Let’s also assume that after dumping the contents, you add some pure water to rinse out the glass, again some proportion of VG:
|Volume of rinse water per rinse cycle
If we start with some volume of pollutant P0, upon dumping the contents the first time, before any rinsing is done, there is ρVG pollutant remaining in the glass. Then ηVG is added, diluting the residual pollutant to a concentration of:
|Concentration of pollutant in glass after first rinse cycle
After dumping that diluted liquid out from the first rinse, you’re left with some residual pollutant in the glass, equal to:
|Residual pollutant after one rinse cycle
Repeating the cycle a 2nd and 3rd time would leave residual amounts of pollutants equal to:
|Residual pollutant after two and three rinse cycles
In general, the residual pollutant after emptying the glass after rinsing for the Nth time is:
Residual pollutant after N rinse cycles
The summation term isn't convenient to work with, but luckily there is a closed form solution to this sum and we can express Equation 5 as:
Alternate expression for the residual pollutant after N rinse cycles
Now we’re interested in reducing the amount of pollutant to some threshold level of Pf/P0. Equating Pf to Equation 6 and then rearranging:
Proportion of pollutant remaining after N rinse cycles
Solving Equation 7 for N is a little tricky, but it can be done. We get:
Number of rinse cycles N necessary to reduce pollutant levels to some threshold Pf/P0
We also could have made a useful approximation to make it easier to solve for N. Since ρ is probably much smaller than η, we can approximate Equation 7 with the following:
|Useful approximation of Equation 7 when ρ << η
Which is accurate to within 10% for ρ/η < 1/10. Solving for N from the approximate expression:
|Approximation of the number of rinse cycles N necessary to reduce pollutant levels to some threshold Pf/P0
Based on how we've defined the problem, N technically has to be an integer, but we can ignore that detail for the purpose of estimating the amount of dilution water required. If we rinse N times, the total amount of water used to remove the pollutant is simply:
|Dilution water required to remove the pollutant using the rinse-repeat method
Normalizing as before, we get Equation 9:
Dilution water required to reduce pollutant levels to some threshold Pf/P0 using the rinse-repeat method
After all that math, what do we have (besides a headache)? Well we can make a graph like we did for the overflow method, shown below:
It's clear from these plots that the rinse-repeat method is far more efficient at removing the pollutant. To illustrate, let's go back to the example of the 350 mL mug initially containing 175 mL of old coffee. Assuming ρ = 0.01 and η = 0.5, after just one cycle we've removed almost 99.99% of the pollutant. That's only 175 mL of dilution water and we already have an order of magnitude improvement in pollutant removal compared to the overflow method using almost 15 times as much water. This chart below shows just how much of a difference there is between the two methods:
|Comparison of the two pollutant removal methods.

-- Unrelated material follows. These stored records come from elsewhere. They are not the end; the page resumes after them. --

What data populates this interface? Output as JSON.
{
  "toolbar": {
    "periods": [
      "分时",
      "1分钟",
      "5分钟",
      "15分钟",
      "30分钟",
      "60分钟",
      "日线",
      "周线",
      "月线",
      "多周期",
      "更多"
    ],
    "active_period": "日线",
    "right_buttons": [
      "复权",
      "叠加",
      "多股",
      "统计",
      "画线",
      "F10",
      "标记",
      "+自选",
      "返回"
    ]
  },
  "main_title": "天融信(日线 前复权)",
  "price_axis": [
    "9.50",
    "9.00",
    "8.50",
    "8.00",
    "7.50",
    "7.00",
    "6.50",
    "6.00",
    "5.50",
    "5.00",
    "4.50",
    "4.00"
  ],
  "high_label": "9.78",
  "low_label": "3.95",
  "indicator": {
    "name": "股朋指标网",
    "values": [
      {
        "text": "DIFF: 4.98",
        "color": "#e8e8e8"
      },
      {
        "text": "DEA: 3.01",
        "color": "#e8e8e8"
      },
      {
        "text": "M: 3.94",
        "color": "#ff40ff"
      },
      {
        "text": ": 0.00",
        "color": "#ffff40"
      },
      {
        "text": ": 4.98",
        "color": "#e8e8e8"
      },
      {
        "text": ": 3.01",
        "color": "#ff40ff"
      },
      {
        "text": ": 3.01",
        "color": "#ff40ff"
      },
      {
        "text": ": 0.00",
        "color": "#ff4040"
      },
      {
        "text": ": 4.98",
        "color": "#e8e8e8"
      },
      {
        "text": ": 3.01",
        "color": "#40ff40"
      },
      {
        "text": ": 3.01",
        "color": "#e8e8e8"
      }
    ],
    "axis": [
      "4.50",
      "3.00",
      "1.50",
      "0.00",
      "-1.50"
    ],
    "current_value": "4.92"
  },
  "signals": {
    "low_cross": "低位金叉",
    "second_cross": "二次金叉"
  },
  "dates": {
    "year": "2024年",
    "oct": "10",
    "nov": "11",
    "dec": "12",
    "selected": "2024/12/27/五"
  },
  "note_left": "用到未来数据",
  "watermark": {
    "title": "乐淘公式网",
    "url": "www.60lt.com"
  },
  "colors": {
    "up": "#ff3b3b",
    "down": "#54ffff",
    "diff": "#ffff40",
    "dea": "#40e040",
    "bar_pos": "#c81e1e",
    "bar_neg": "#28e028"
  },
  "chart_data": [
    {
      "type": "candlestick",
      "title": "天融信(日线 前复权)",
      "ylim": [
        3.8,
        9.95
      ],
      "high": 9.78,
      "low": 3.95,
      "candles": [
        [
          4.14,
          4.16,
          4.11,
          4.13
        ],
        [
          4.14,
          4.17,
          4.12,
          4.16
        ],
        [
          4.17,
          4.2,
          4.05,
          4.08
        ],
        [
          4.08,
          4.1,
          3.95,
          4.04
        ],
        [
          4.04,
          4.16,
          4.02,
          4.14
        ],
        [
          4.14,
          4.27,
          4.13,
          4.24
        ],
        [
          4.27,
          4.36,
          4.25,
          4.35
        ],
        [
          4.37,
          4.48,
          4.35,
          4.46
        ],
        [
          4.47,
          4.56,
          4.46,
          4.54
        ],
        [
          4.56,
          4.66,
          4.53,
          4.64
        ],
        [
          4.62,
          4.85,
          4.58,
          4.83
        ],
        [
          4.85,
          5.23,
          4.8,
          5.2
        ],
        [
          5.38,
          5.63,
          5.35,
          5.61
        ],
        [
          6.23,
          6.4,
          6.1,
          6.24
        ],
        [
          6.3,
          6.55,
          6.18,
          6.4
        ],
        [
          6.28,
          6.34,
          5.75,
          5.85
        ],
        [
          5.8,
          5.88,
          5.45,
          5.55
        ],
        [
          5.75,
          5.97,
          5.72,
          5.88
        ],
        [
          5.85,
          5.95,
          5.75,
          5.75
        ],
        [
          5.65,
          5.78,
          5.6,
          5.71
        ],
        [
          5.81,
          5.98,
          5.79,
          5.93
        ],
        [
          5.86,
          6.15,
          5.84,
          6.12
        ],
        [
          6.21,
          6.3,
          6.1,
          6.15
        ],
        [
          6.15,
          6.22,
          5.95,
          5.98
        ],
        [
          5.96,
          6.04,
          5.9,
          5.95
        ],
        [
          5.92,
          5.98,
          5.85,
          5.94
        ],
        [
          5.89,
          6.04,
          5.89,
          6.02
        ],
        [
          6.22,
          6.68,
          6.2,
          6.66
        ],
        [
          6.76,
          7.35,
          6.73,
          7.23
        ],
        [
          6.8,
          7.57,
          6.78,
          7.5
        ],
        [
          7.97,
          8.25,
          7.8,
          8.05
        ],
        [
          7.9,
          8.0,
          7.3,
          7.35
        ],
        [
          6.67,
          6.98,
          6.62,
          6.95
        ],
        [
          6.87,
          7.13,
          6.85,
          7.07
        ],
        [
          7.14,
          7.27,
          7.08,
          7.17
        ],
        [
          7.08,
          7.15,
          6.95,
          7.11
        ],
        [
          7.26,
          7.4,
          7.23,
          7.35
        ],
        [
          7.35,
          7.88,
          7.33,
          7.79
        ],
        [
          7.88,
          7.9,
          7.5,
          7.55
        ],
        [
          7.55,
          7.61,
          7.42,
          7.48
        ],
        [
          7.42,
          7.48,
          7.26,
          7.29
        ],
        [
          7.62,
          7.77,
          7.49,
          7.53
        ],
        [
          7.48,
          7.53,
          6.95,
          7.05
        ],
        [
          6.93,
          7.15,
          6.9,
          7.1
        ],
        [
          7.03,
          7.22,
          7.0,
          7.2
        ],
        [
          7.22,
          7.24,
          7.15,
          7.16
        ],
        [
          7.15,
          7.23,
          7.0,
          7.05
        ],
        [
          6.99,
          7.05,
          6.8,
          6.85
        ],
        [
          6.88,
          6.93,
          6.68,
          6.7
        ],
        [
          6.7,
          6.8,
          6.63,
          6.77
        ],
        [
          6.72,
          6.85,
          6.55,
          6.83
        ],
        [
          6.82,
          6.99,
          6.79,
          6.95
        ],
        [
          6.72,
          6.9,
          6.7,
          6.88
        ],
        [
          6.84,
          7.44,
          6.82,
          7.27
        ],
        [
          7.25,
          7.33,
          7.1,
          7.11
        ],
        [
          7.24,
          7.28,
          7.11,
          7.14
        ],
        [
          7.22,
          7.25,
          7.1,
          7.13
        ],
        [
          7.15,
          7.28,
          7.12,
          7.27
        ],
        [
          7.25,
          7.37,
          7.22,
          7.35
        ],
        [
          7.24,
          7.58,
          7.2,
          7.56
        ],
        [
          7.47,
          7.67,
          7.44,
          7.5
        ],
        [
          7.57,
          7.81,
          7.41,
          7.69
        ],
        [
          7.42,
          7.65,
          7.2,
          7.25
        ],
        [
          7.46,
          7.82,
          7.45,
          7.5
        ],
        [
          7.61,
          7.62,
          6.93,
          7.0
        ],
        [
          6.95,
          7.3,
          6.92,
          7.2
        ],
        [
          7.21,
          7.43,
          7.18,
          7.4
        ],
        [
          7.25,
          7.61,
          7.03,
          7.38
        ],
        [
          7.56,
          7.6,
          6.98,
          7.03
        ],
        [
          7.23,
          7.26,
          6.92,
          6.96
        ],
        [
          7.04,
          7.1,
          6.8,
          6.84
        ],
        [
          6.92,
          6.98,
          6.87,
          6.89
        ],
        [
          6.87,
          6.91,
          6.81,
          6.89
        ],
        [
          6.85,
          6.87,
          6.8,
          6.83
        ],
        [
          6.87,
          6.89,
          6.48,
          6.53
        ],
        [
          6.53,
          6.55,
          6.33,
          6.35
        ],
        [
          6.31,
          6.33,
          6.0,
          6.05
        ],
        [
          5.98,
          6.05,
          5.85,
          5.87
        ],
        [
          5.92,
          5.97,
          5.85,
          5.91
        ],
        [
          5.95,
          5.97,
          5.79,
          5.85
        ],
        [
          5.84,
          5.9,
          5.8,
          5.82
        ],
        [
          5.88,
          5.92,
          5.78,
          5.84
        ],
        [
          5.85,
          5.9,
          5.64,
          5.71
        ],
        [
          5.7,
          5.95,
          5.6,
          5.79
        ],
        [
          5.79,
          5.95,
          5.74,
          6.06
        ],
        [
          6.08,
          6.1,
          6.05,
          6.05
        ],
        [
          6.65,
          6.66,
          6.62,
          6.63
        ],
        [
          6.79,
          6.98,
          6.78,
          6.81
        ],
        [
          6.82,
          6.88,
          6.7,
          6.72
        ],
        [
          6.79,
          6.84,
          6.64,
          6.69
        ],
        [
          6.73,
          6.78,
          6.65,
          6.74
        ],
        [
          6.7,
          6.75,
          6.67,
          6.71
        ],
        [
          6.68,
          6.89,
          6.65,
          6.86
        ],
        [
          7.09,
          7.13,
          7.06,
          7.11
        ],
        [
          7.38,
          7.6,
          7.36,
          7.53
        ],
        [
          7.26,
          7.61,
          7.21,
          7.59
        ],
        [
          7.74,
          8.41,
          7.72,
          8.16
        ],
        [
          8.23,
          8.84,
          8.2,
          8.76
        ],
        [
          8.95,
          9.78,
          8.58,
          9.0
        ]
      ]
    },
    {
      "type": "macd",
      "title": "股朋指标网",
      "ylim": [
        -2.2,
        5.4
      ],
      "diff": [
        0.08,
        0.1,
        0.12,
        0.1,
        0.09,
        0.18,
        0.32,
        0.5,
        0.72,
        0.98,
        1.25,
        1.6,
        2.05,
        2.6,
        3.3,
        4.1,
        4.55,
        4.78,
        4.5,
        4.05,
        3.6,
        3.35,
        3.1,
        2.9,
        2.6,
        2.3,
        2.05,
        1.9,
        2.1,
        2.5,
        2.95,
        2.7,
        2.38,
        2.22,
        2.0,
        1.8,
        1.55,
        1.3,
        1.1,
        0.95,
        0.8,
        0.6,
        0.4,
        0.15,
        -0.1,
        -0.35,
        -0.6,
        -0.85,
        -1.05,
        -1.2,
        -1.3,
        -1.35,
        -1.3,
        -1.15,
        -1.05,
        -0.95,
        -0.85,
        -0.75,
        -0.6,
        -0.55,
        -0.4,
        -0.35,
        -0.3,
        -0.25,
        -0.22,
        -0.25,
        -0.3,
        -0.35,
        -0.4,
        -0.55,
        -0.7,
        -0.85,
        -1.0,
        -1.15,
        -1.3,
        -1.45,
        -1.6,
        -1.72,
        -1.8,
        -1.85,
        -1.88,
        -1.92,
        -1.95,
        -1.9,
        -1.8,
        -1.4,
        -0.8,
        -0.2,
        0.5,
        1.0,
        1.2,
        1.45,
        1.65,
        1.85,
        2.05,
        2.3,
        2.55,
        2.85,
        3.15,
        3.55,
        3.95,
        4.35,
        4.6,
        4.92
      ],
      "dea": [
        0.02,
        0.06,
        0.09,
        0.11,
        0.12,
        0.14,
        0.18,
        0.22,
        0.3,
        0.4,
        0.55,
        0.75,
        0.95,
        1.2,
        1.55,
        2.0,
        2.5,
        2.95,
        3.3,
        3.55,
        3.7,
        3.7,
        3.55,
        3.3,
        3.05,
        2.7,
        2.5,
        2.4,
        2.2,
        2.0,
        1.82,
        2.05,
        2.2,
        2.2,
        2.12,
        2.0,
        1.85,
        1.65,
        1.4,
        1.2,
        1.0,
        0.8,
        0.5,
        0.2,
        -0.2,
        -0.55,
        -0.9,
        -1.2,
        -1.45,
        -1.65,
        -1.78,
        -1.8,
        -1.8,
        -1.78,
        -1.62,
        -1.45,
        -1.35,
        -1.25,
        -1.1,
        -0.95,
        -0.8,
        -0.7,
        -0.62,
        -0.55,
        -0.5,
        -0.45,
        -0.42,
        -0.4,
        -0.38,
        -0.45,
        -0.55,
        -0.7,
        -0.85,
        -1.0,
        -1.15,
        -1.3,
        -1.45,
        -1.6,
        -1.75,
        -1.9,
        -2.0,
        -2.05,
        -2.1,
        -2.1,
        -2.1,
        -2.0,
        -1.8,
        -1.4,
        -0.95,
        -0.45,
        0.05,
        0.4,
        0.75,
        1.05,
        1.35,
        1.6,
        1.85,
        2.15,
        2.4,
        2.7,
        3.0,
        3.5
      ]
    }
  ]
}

The overflow method requires about 12 times more water to remove 99.9999% of the stale coffee in our example. If we go to a completely unreasonable level of pollutant removal, beyond even the dilution scale of homeopathic "medicine" preparations, the overflow method still wastes way more water. You can see for yourself in this table below:
|Comparison of the overflow and rinse-repeat methods for the coffee mug example.

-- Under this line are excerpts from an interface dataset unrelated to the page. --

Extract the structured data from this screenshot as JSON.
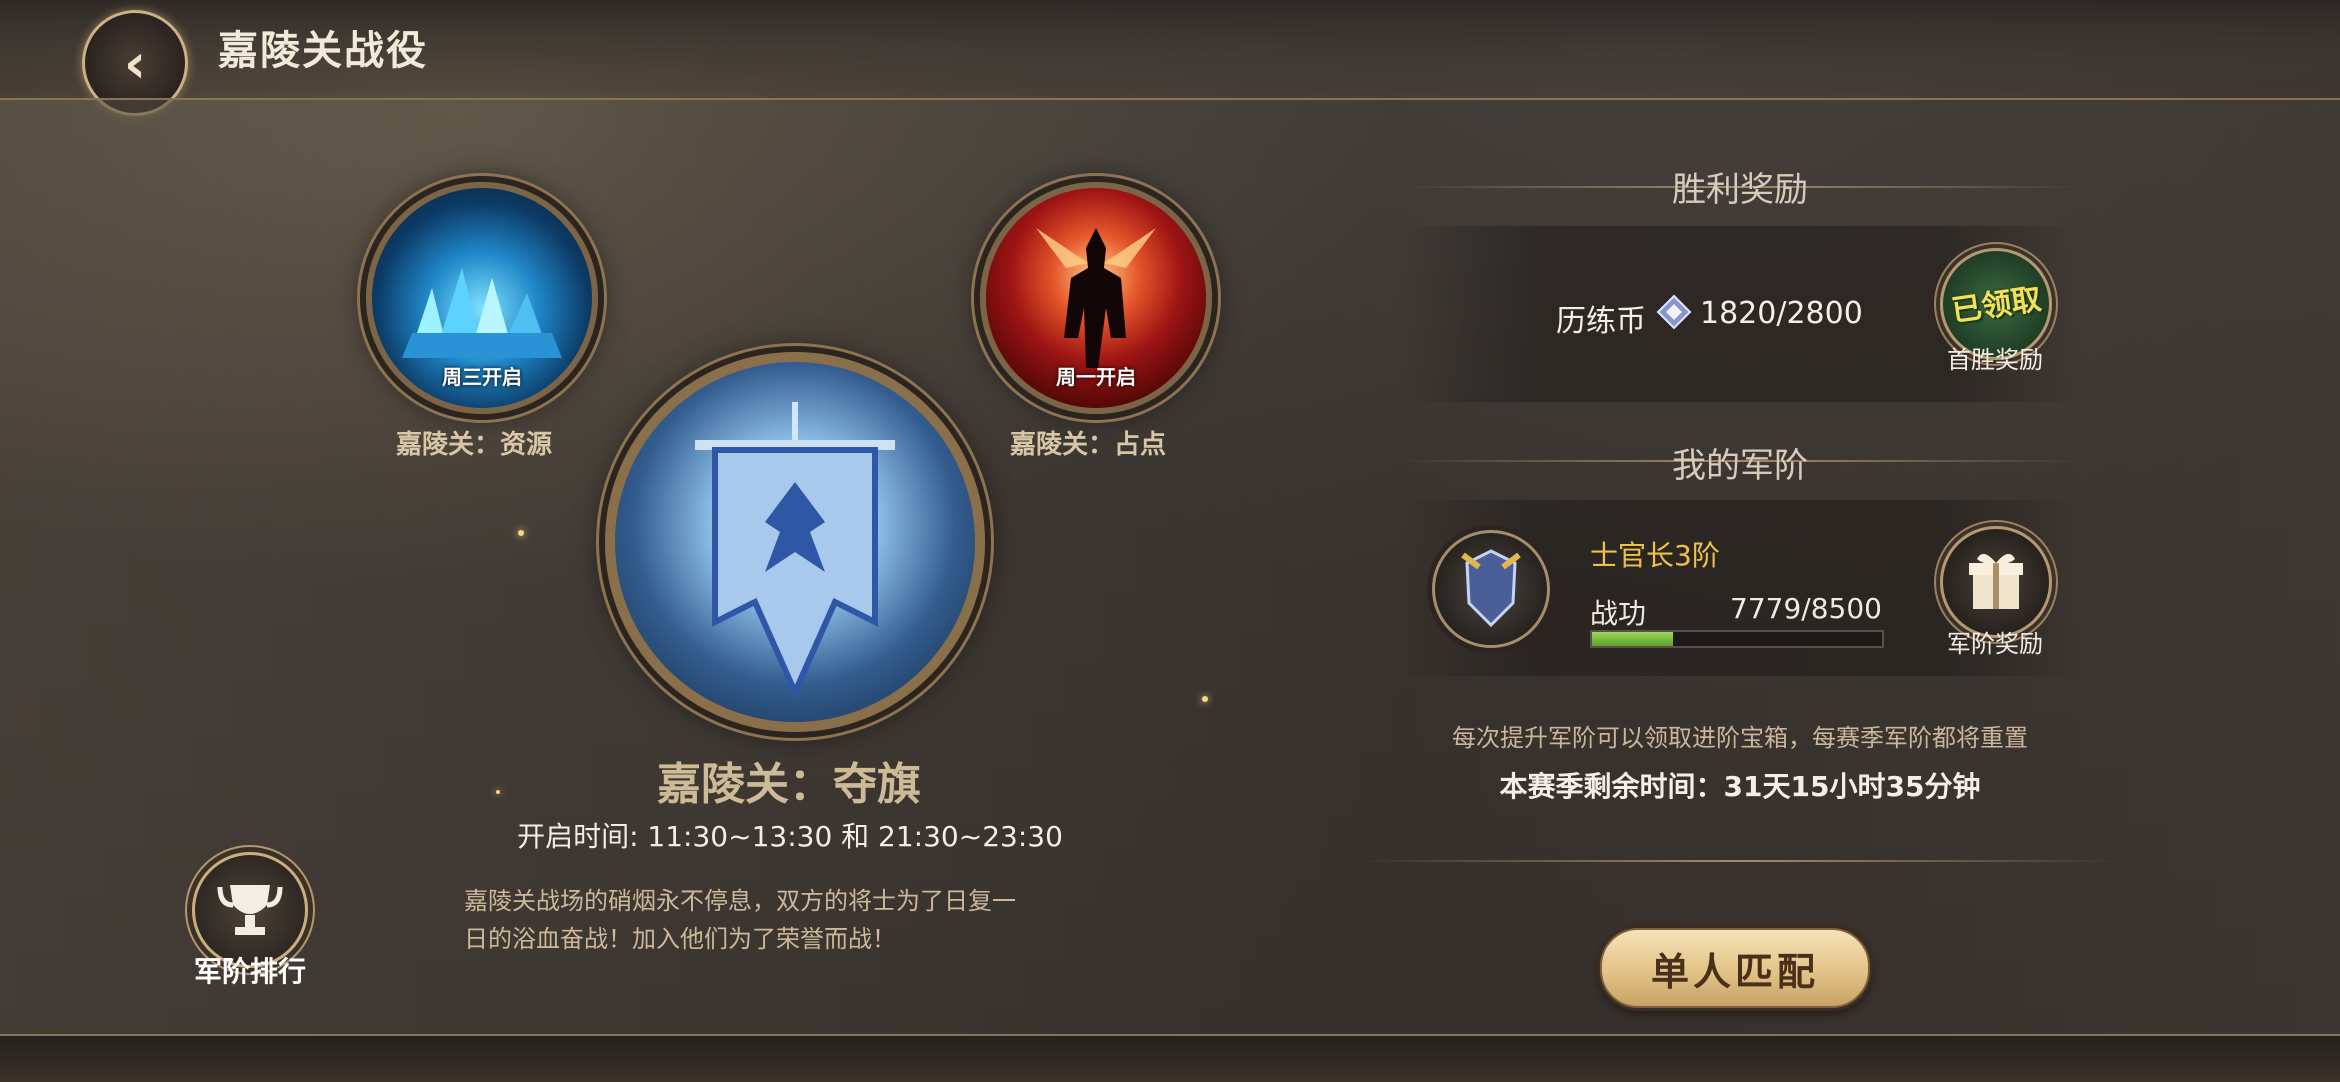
{
  "header": {
    "title": "嘉陵关战役"
  },
  "modes": {
    "resource": {
      "badge": "周三开启",
      "label": "嘉陵关：资源"
    },
    "capture": {
      "badge": "周一开启",
      "label": "嘉陵关：占点"
    },
    "flag": {
      "title": "嘉陵关：夺旗",
      "open_time": "开启时间: 11:30~13:30 和 21:30~23:30",
      "desc_line1": "嘉陵关战场的硝烟永不停息，双方的将士为了日复一",
      "desc_line2": "日的浴血奋战！加入他们为了荣誉而战！"
    }
  },
  "rank_ranking": {
    "label": "军阶排行"
  },
  "victory": {
    "title": "胜利奖励",
    "coin_label": "历练币",
    "coin_value": "1820/2800",
    "claimed_stamp": "已领取",
    "first_win_label": "首胜奖励"
  },
  "my_rank": {
    "title": "我的军阶",
    "rank_name": "士官长3阶",
    "merit_label": "战功",
    "merit_value": "7779/8500",
    "merit_progress": 0.28,
    "reward_label": "军阶奖励"
  },
  "info": {
    "line1": "每次提升军阶可以领取进阶宝箱，每赛季军阶都将重置",
    "line2": "本赛季剩余时间：31天15小时35分钟"
  },
  "match_button": "单人匹配",
  "colors": {
    "gold": "#eec14f",
    "progress": "#7cc245",
    "button": "#e2c388"
  }
}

Of course, at extreme dilution levels, we eventually get down to the situation where it becomes statistically unlikely that a single molecule of the original substance is left, so at these levels my equations don't actually make meaningful predictions. But it still effectively illustrates that there is no situation where the overflow method is a more efficient use of water. It doesn't even come close.
In conclusion, overflowing a cup or bowl to clean it is absurdly wasteful of water. You already knew that, but now you've seen the math to back it up.